But the picture of families’ economic well-being that emerges from these poverty measures remains one-dimensional and abstract. As measures of income and resources, they do not necessarily capture whether families are, in fact, meeting their basic needs. For example, the material hardships that are generally associated with poverty, such as difficulty paying for food and rent, are prevalent among families with incomes well above the poverty line. As annual measures, moreover, they do not capture families’ whose incomes fall below the poverty thresholds for weeks or months at a time, but average above the thresholds over the course of the year. Research has shown that a large share of families experience income volatility that causes their income to at times fall below the poverty line, which can cause extreme hardship, even as their average annual incomes are relatively high. Black and Hispanic households are most likely to face high income volatility. Finally, these measures tell us nothing about whether families’ income and resources are allowing them to lead happy and healthy lives. These shortcomings stand in stark contrast to the rich data we are seeing come from surveys conducted during the pandemic, which chart in regular intervals families’ material hardships; their experiences accessing work, child care, education, transportation, and more; and their physical and emotional well-being.

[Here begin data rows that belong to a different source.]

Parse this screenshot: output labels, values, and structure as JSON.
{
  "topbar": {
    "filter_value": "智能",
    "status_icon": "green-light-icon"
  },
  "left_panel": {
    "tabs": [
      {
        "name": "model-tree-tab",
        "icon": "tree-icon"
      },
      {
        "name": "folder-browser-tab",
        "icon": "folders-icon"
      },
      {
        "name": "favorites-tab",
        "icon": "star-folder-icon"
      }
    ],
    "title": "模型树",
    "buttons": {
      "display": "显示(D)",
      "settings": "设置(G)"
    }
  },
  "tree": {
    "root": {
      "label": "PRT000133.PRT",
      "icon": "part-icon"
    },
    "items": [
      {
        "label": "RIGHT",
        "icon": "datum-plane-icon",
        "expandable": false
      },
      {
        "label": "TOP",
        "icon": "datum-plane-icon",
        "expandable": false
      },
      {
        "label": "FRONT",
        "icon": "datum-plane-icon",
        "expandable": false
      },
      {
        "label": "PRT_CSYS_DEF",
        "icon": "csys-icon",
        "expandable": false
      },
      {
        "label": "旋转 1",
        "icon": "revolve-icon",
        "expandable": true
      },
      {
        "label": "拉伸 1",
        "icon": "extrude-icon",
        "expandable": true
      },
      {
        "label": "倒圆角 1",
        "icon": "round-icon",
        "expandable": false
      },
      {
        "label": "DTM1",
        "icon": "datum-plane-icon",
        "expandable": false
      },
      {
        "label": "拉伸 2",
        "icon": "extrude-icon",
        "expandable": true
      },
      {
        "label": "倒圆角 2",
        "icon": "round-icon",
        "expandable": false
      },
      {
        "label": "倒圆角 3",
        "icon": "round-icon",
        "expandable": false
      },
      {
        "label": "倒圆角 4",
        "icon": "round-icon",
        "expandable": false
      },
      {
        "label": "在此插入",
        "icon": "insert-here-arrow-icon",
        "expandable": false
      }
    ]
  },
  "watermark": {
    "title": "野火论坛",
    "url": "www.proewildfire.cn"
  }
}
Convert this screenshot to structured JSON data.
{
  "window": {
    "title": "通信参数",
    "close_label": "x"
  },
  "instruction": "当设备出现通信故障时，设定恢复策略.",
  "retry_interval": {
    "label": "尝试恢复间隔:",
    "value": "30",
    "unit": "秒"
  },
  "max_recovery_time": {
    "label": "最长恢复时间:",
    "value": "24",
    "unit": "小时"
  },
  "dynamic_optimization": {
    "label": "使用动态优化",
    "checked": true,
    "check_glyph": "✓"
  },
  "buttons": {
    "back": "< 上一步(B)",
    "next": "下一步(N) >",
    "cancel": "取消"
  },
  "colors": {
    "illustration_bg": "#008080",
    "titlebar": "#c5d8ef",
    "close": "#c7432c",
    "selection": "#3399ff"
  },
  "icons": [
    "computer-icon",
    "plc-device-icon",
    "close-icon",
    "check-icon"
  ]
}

The larger problem with our poverty measures is that they set our policymaking sights too low. We continue to use these measures as a benchmark for measuring the success of social policy. If a particular policy lifts families’ income and resources above the poverty line, we have a tendency to deem it successful. We know that today, too few of our basic supports even do that. But for those that do, we know that families who benefit from them still often struggle to afford housing and child care and other basic needs, and remain under constant stress that limits their ability to plan for their future. Our goal should be to develop policies that allow families who have been systematically disadvantaged by historical policy decisions to not only to meet their basic needs, but live full lives in which they can participate in their communities and achieve their goals.
Fundamentally, our current poverty lines are far too low. But they are also unable to capture what it means for families to achieve economic security and well-being. We need tools that allow us to better appreciate families’ economic circumstances, so that we can develop policies to support them and track progress over time. We need an official measure of economic well-being.